In reply to by anonymike

the artist anonymike Dec 15, 2017 11:32 AM Permalink

I upvoted you for the first paragraph but I disagree with your second. It is a muddy area for sure but as tech gets more and more complex there would be no investment in time or resources without at least some sort of guarantee of return on that investment. If all of your work bleeds out and you are suddenly competing with a hundred others who are not hindered by capital investment then you are quickly drowned. The cost of this practice may be what you are getting at is that some tech gets squelched in the name of the bottom line. Classic example is Betamax vs vhs. Much can be learned from studying the apple vs IBM model for example. The result of that is that we have grown the tech in a specific sector because of the protections of patents. It is a fascinating subject when we think back to what happenned from the invention of the wheel to present day. Why was progress so slow in the beginning? War, famine, religion not to mention time had to wait for all of the geniuses to be born is succession and the right circumstances. All to say that it is not as simple as controlling a single variable. I am all for eliminating the central banks and their wars. Lets start there and see where it goes. Now, the argument could be made for less time honored for the monopoly or even no time at all. That is a different subject altogether and I am willing to curtail or eliminate the power of the central state to place their ugly thumb on the scale for any individual or group at the expense of another. The argument could also be made that we have reached a plateau of usefulness for tech or an escape velocity, ie we have what we need to shepherd us through the next thousand years. And now we can relax the protections and let everyone use the tools at hand to create the next plateau. This is why retards that invoke and rail against the current system of "capitalism" are retarded...because capitalism would not concern itself with placing its ugly thumb on the scale for any group or individual...That is called central planning, fascism, socialism etc. True capitalism ceased the day Jefferson lost to the compramise on intellectual property. The solution now is to decentralize the power structure, return sovereignity to the individual first then outward from there. Now, thanks to tech and specifically Social Media, there is a chance that that can happen. 

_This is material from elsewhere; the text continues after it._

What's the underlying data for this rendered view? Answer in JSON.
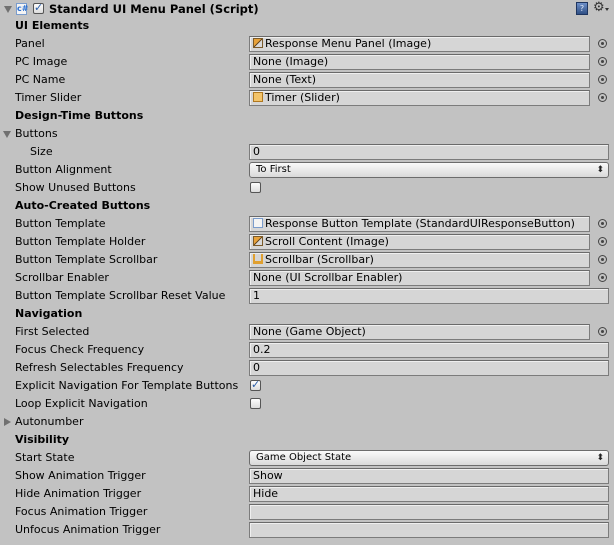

In reply to by anonymike

Sudden Debt Dec 15, 2017 4:36 AM Permalink

that money could have gone to homeless shelters... another socialist who wants to decide what others have to do with their money.I'd just build a new robot but with more defensive gadgets. And the bums are still outside. So: they can move out and leave the entire neighbourhood so it turns into a ghosttownand the bums will just move to somebody else his doorstep.